▸ **What is expected**
Search term "Daily": copy each line of the data containing it.
Supplied records below:
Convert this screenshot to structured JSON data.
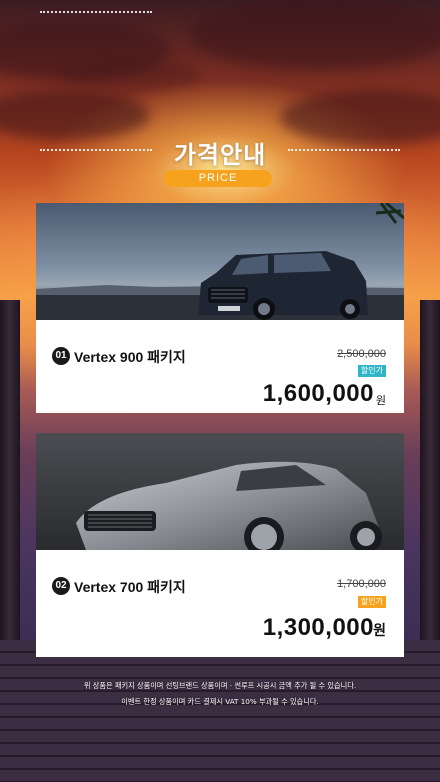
{
  "header": {
    "title": "가격안내",
    "subtitle_pill": "PRICE"
  },
  "packages": [
    {
      "number": "01",
      "name": "Vertex 900 패키지",
      "original_price": "2,500,000",
      "badge": "할인가",
      "badge_color": "#2fb4c8",
      "sale_price": "1,600,000",
      "currency": "원",
      "image": "suv-car-image"
    },
    {
      "number": "02",
      "name": "Vertex 700 패키지",
      "original_price": "1,700,000",
      "badge": "할인가",
      "badge_color": "#f7a21c",
      "sale_price": "1,300,000",
      "currency": "원",
      "image": "sports-car-image"
    }
  ],
  "notes": {
    "line1": "위 상품은 패키지 상품이며 선팅브랜드 상품이며 · 썬루프 시공시 금액 추가 될 수 있습니다.",
    "line2": "이벤트 한정 상품이며 카드 결제시 VAT 10% 부과될 수 있습니다."
  },
  "colors": {
    "accent": "#f7a21c",
    "teal_badge": "#2fb4c8"
  }
}
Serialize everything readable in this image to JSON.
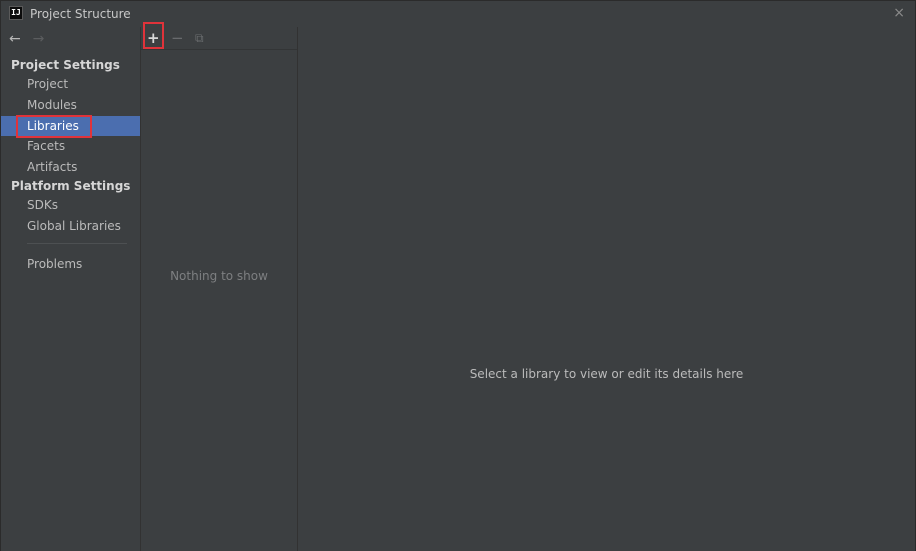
{
  "window": {
    "title": "Project Structure",
    "app_icon_text": "IJ",
    "close_glyph": "×"
  },
  "sidebar": {
    "back_glyph": "←",
    "forward_glyph": "→",
    "project_settings_header": "Project Settings",
    "project_settings_items": [
      {
        "label": "Project"
      },
      {
        "label": "Modules"
      },
      {
        "label": "Libraries",
        "selected": true
      },
      {
        "label": "Facets"
      },
      {
        "label": "Artifacts"
      }
    ],
    "platform_settings_header": "Platform Settings",
    "platform_settings_items": [
      {
        "label": "SDKs"
      },
      {
        "label": "Global Libraries"
      }
    ],
    "problems_label": "Problems"
  },
  "library_list": {
    "add_glyph": "+",
    "remove_glyph": "−",
    "copy_glyph": "⧉",
    "empty_text": "Nothing to show"
  },
  "details": {
    "placeholder_text": "Select a library to view or edit its details here"
  },
  "colors": {
    "background": "#3c3f41",
    "selection": "#4b6eaf",
    "highlight_border": "#e0333a"
  }
}
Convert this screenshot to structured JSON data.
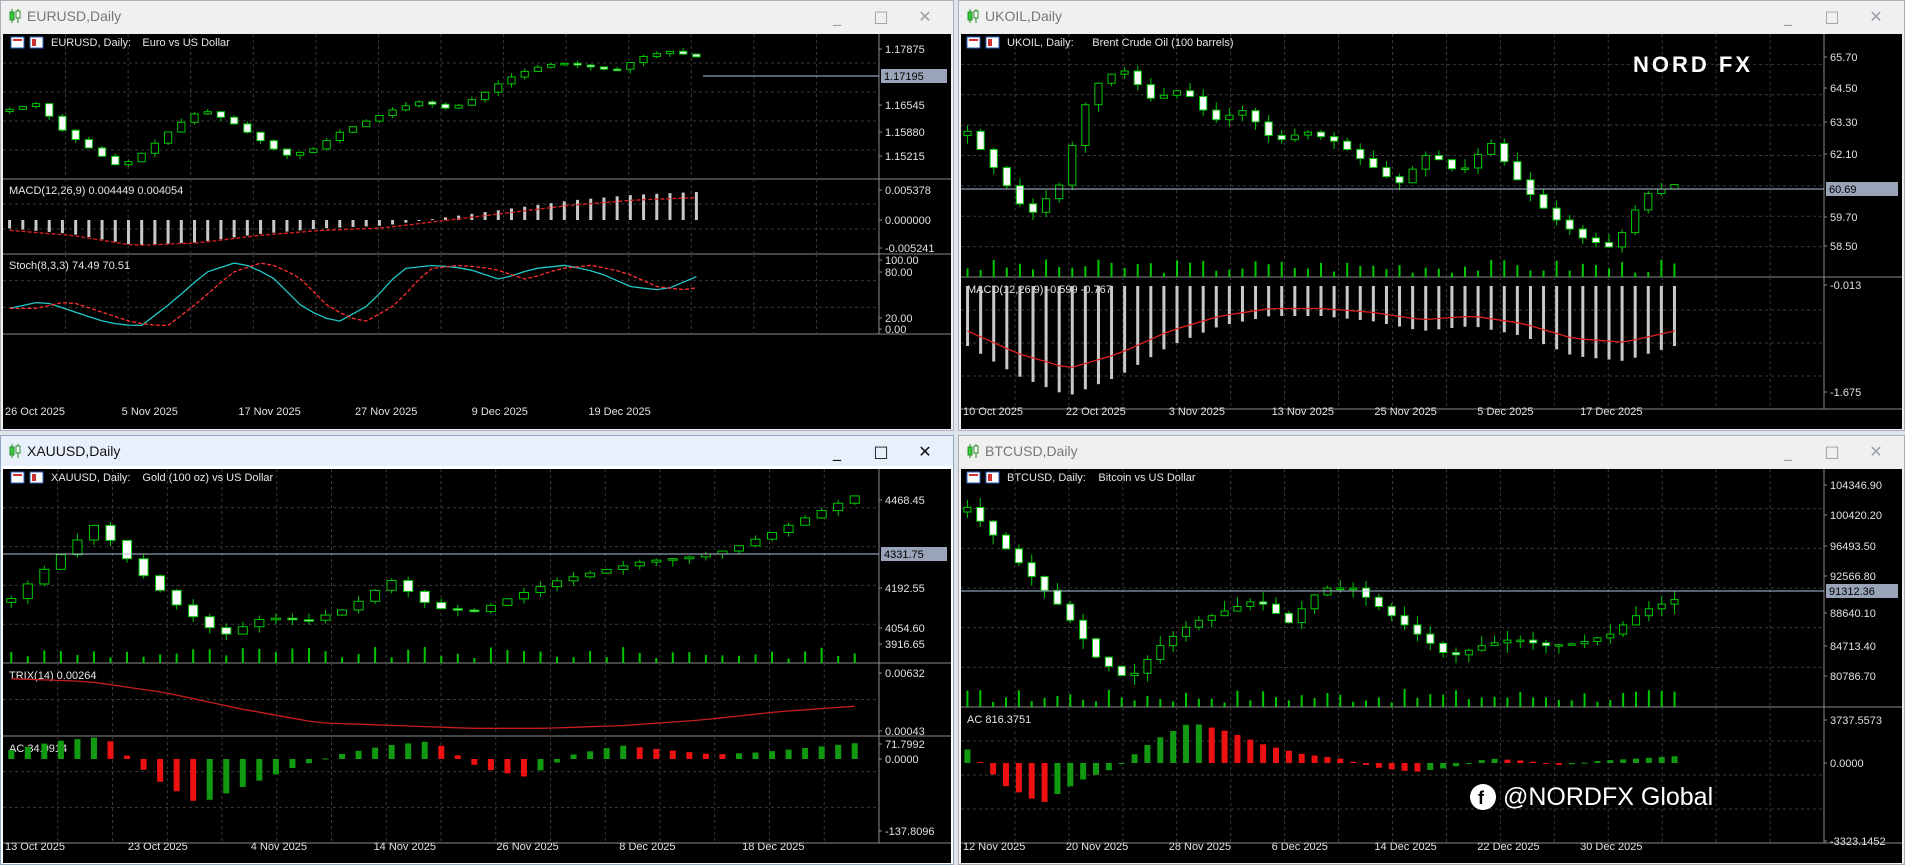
{
  "colors": {
    "bg": "#000000",
    "grid": "#3a3a3a",
    "bull": "#00c800",
    "bear": "#ffffff",
    "macd_line": "#e02020",
    "stoch_main": "#21c8c8",
    "stoch_signal": "#ff3030",
    "trix": "#c81e1e",
    "ac_up": "#119911",
    "ac_down": "#ee1111",
    "axis_text": "#e0e0e0",
    "price_line": "#b0c4de"
  },
  "icons": {
    "window": "candlestick-chart-icon",
    "header": "calendar-flag-icon",
    "minimize": "minimize-icon",
    "maximize": "maximize-icon",
    "close": "close-icon"
  },
  "windows": [
    {
      "title": "EURUSD,Daily",
      "active": false,
      "header": {
        "symbol": "EURUSD, Daily:",
        "desc": "Euro vs US Dollar"
      },
      "price_labels": [
        "1.17875",
        "1.17195",
        "1.16545",
        "1.15880",
        "1.15215"
      ],
      "current_price": "1.17195",
      "dates": [
        "26 Oct 2025",
        "5 Nov 2025",
        "17 Nov 2025",
        "27 Nov 2025",
        "9 Dec 2025",
        "19 Dec 2025"
      ],
      "sub1": {
        "label": "MACD(12,26,9) 0.004449 0.004054",
        "scale": [
          "0.005378",
          "0.000000",
          "-0.005241"
        ]
      },
      "sub2": {
        "label": "Stoch(8,3,3) 74.49 70.51",
        "scale": [
          "100.00",
          "80.00",
          "20.00",
          "0.00"
        ]
      }
    },
    {
      "title": "UKOIL,Daily",
      "active": false,
      "header": {
        "symbol": "UKOIL, Daily:",
        "desc": "Brent Crude Oil (100 barrels)"
      },
      "logo": "NORD FX",
      "price_labels": [
        "65.70",
        "64.50",
        "63.30",
        "62.10",
        "60.69",
        "59.70",
        "58.50"
      ],
      "current_price": "60.69",
      "dates": [
        "10 Oct 2025",
        "22 Oct 2025",
        "3 Nov 2025",
        "13 Nov 2025",
        "25 Nov 2025",
        "5 Dec 2025",
        "17 Dec 2025"
      ],
      "sub1": {
        "label": "MACD(12,26,9) -0.599 -0.767",
        "scale": [
          "-0.013",
          "-1.675"
        ]
      }
    },
    {
      "title": "XAUUSD,Daily",
      "active": true,
      "header": {
        "symbol": "XAUUSD, Daily:",
        "desc": "Gold (100 oz) vs US Dollar"
      },
      "price_labels": [
        "4468.45",
        "4331.75",
        "4192.55",
        "4054.60",
        "3916.65"
      ],
      "current_price": "4331.75",
      "dates": [
        "13 Oct 2025",
        "23 Oct 2025",
        "4 Nov 2025",
        "14 Nov 2025",
        "26 Nov 2025",
        "8 Dec 2025",
        "18 Dec 2025"
      ],
      "sub1": {
        "label": "TRIX(14) 0.00264",
        "scale": [
          "0.00632",
          "0.00043"
        ]
      },
      "sub2": {
        "label": "AC 34.0914",
        "scale": [
          "71.7992",
          "0.0000",
          "-137.8096"
        ]
      }
    },
    {
      "title": "BTCUSD,Daily",
      "active": false,
      "header": {
        "symbol": "BTCUSD, Daily:",
        "desc": "Bitcoin vs US Dollar"
      },
      "social": "@NORDFX Global",
      "price_labels": [
        "104346.90",
        "100420.20",
        "96493.50",
        "92566.80",
        "91312.36",
        "88640.10",
        "84713.40",
        "80786.70"
      ],
      "current_price": "91312.36",
      "dates": [
        "12 Nov 2025",
        "20 Nov 2025",
        "28 Nov 2025",
        "6 Dec 2025",
        "14 Dec 2025",
        "22 Dec 2025",
        "30 Dec 2025"
      ],
      "sub1": {
        "label": "AC 816.3751",
        "scale": [
          "3737.5573",
          "0.0000",
          "-3323.1452"
        ]
      }
    }
  ]
}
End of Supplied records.
▸ **Exercise output**
      "title": "EURUSD,Daily",
        "symbol": "EURUSD, Daily:",
      "title": "UKOIL,Daily",
        "symbol": "UKOIL, Daily:",
      "title": "XAUUSD,Daily",
        "symbol": "XAUUSD, Daily:",
      "title": "BTCUSD,Daily",
        "symbol": "BTCUSD, Daily:",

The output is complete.